This is the first of three posts on the Whitewater Educational Referendum. In this post, I’ll look at the overall political climate for the referendum, one week out from the election. There are three key considerations for the referendum, but only two of them are commonly discussed.
1. The gubernatorial election looks to be close. In this gubernatorial election year, Walker-Burke is polling as a close election. That’s not what most people expected at the beginning of the year. Both polling and conventional opinion would have placed the race somewhere between Scott Walker’s first win over Tom Barrett in ’10 and his recall win over Barrett in ’12. (I thought the same in a January prediction on the race; mine was a garden-variety assessment common at the year’s beginning. No particular data were involved; it was just a hunch that Walker would do fairly well based on his last two statewide races.)
That’s not what this race look like now: most polls, and so most poll aggregators, show this to be a very close race.
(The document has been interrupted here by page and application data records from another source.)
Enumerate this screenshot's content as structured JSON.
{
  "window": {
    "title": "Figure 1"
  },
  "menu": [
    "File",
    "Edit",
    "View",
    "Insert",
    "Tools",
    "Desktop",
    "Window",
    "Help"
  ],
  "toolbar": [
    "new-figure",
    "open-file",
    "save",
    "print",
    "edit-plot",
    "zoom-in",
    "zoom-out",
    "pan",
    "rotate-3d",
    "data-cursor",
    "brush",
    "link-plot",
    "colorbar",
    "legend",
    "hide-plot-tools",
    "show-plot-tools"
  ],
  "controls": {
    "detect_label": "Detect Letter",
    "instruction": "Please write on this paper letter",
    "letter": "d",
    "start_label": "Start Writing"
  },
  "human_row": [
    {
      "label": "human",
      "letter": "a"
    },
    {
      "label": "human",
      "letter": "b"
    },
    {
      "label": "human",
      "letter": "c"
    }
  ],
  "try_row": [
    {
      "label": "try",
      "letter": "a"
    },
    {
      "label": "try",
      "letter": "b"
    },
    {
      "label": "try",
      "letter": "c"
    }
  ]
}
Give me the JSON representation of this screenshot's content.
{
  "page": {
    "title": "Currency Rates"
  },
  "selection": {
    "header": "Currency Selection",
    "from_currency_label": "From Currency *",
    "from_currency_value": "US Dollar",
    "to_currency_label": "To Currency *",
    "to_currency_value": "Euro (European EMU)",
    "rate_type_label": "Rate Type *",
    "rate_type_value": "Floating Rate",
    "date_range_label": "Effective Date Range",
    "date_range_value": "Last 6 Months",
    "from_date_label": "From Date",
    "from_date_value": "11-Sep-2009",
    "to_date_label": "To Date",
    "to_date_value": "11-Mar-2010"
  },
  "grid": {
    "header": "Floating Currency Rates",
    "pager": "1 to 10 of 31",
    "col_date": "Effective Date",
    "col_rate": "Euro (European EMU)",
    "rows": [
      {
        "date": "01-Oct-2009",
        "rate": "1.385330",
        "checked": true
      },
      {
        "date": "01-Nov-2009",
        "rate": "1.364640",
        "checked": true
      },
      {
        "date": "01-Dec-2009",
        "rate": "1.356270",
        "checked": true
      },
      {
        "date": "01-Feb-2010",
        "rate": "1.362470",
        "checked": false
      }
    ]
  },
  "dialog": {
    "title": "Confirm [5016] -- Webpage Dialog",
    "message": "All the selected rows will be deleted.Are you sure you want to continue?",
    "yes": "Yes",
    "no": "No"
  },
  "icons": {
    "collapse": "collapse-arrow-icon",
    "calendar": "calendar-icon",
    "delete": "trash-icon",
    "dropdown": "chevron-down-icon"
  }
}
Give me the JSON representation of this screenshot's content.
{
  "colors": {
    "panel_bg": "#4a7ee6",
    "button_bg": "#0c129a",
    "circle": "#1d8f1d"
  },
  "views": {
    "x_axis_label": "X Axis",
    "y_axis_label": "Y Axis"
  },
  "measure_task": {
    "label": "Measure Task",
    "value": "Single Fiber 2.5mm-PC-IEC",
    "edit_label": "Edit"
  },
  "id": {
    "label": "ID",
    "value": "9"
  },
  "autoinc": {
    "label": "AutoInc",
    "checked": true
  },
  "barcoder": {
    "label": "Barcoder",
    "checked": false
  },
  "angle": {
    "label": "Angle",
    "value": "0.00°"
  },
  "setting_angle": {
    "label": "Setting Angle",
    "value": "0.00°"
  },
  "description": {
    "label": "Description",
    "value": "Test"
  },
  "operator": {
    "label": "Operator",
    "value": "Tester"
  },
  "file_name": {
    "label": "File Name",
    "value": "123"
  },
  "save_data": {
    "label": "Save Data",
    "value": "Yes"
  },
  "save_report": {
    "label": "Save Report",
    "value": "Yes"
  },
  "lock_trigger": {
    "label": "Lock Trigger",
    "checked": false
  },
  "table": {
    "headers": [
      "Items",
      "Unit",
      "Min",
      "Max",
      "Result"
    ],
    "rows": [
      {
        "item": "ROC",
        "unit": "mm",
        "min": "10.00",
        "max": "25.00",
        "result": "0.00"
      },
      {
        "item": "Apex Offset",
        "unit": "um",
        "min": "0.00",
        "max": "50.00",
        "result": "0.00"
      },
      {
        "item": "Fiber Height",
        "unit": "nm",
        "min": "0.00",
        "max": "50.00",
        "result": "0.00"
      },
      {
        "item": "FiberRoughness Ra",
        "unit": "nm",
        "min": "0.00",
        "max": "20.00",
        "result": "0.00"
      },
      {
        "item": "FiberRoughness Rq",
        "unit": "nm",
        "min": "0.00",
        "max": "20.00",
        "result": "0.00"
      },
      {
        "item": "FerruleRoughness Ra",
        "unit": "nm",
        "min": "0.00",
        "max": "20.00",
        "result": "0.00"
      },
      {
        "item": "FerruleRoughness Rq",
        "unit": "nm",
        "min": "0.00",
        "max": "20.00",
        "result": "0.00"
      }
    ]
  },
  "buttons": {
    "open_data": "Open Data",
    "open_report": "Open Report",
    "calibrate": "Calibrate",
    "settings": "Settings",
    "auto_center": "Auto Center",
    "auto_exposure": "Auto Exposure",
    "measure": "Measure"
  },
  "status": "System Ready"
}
As of this morning, the Huffington Post aggregator has the race Walker 46.6, Burke 45.8, RealClear Politics has it Walker 47, Burke 46.8, with only the newer Cap Times aggregator showing the race farther apart, at Burke 51.9, Walker 48.1 (of the two-party vote).
If you’re reading that Team Walker is testy about the race, you’re reading solid reporting, and you’re probably reading that news because the race is closer than the WISGOP had hoped or expected. Those stories don’t mean Gov. Walker expects to lose; they reveal that he’d hoped for an easier time of it.
The school district goes into a statewide race with a closer margin between the parties statewide. It’s reasonable to assume (1) that the vote locally will be closer than Walker-Barrett 2010, and that (2) Walker will win the towns outside Whitewater, and Burke will carry the city proper.
2. The last referendum was close. In the spring (4.3.12) rather than the fall, the last operational referendum passed in a close vote, 1,817-1,750. (I’m using the online election results from Walworth, Jefferson, and Rock counties, not considering absentee ballots.)
The April 2012 election was mostly a GOP affair, with a contested presidential primary; Pres. Obama was assured his renomination and so his supporters had less reason for concern about the Wisconsin primary’s outcome. Easily more people cast votes in the contested GOP race than the uncontested Democratic one.
3. Undervotes. Everyone in the district knows the gubernatorial race looks to be close, and that there are differences between a spring primary’s electorate and a fall electorate. But you may not have heard about the number of undervotes between the top of the ticket and a referendum question. Undervotes are simply a voter’s legitimate and lawful choice not to make a selection in a given contest. There might be a hundred ballots cast on election day, but a referendum question, for example, might get only ninety votes for or against. Those voters not making a selection for the referendum either way would be called undervotes.
In the last referendum vote, there were more undervotes than the margin between support and opposition on the question.
Perhaps some voters only wanted to vote in the presidential primary, perhaps some voters didn’t see the referendum question, etc.: there were more votes cast for the candidates at the top of the ballot than for candidates or questions lower down.
But voters will have to find and select the referendum. In the last referendum vote, for example, even in an area as small as the Rock County portion of the district, there were 285 votes cast for or against the referendum, but 39 undervotes, too. Although only Rock County lists undervotes in its publicly-posted results, one can discern a similar if smaller pattern in wards for Walworth or Jefferson counties.
The referendum question will be on the back of the ballot, and it will not be the only referendum question (there’s a statewide transportation question). Voters on the school referendum question will have to follow to the back of the ballot, and want to vote on the referendum when they do. The first step is remedied by information, but the second only by persuasive information.
Some voters will be interested almost exclusively in the gubernatorial race: after years of wrangling between the parties, and now millions in campaign ads, that’s understandable.
Of the three topics I’ve listed, the first two have received political notice in town. The third, on undervotes, not as much. Yet, undervotes may be greater than the deciding margin of votes cast if this should be a close vote.
Next: Whitewater Educational Referendum Post 2: Local Campaign